■ **Work instructions**
Only the number is wanted: count the lines in the data with "image" in them.

[Data records for software interfaces]
---------------

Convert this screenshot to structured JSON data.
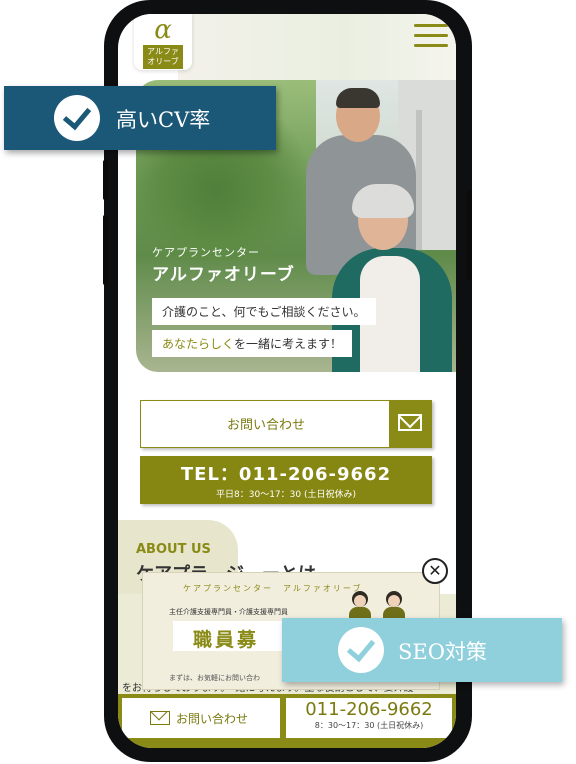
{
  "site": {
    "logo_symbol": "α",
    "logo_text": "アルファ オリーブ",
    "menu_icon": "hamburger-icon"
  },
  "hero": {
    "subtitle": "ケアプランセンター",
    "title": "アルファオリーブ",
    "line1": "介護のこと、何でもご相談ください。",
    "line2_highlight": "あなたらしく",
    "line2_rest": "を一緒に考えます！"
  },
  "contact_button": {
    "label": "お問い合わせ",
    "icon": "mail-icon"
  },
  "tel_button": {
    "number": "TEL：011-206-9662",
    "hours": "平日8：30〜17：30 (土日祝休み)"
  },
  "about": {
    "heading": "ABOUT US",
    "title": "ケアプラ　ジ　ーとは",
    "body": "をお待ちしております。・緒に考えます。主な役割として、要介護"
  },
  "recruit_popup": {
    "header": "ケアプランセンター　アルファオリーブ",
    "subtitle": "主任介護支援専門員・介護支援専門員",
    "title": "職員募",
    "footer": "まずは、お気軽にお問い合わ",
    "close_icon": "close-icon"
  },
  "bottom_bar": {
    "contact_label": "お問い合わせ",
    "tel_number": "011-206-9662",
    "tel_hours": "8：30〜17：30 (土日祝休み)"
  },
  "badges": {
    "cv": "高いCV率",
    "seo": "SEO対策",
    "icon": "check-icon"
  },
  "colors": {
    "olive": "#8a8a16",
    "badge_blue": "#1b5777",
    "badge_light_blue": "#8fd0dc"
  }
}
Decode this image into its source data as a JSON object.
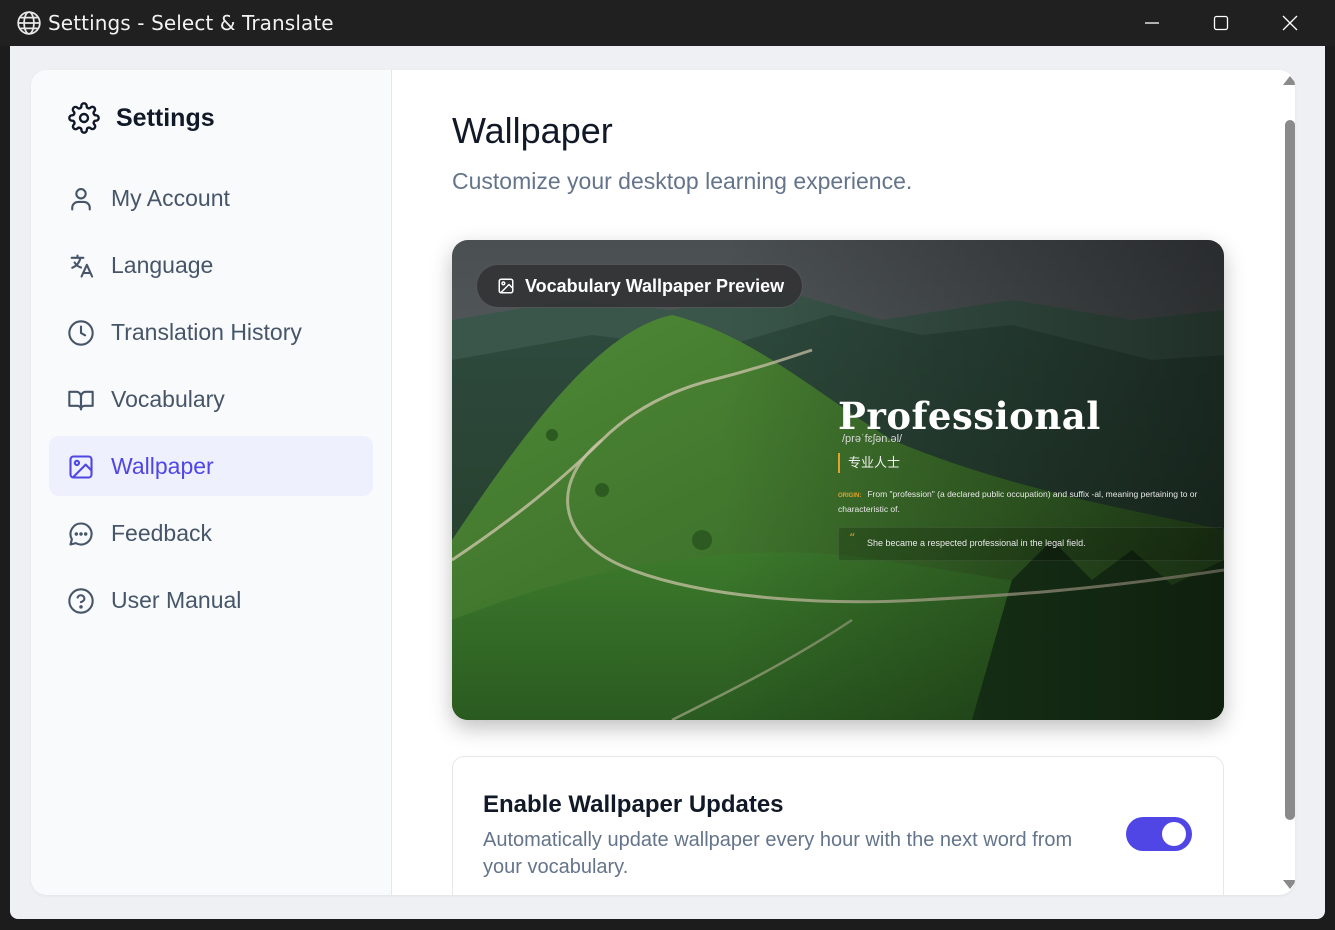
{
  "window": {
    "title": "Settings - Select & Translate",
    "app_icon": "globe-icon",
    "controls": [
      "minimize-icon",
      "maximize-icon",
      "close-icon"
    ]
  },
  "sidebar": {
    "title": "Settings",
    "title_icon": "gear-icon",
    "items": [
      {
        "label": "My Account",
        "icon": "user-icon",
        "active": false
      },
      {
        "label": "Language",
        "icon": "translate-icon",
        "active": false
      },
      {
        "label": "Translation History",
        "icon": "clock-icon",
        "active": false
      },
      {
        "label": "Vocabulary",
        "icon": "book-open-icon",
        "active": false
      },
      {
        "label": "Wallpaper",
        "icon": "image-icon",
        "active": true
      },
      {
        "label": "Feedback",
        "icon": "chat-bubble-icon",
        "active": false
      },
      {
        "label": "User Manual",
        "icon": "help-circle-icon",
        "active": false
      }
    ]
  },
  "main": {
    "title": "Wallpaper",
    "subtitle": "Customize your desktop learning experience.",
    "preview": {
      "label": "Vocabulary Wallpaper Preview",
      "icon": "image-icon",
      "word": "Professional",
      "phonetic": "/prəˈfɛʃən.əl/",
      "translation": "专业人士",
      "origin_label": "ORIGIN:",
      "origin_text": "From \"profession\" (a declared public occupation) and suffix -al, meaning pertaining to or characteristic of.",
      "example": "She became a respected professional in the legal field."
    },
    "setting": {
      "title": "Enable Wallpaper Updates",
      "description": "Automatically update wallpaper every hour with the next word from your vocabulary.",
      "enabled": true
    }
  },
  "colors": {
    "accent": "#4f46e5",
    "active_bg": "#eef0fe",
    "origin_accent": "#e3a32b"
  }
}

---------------

■ **Exercise answer**
3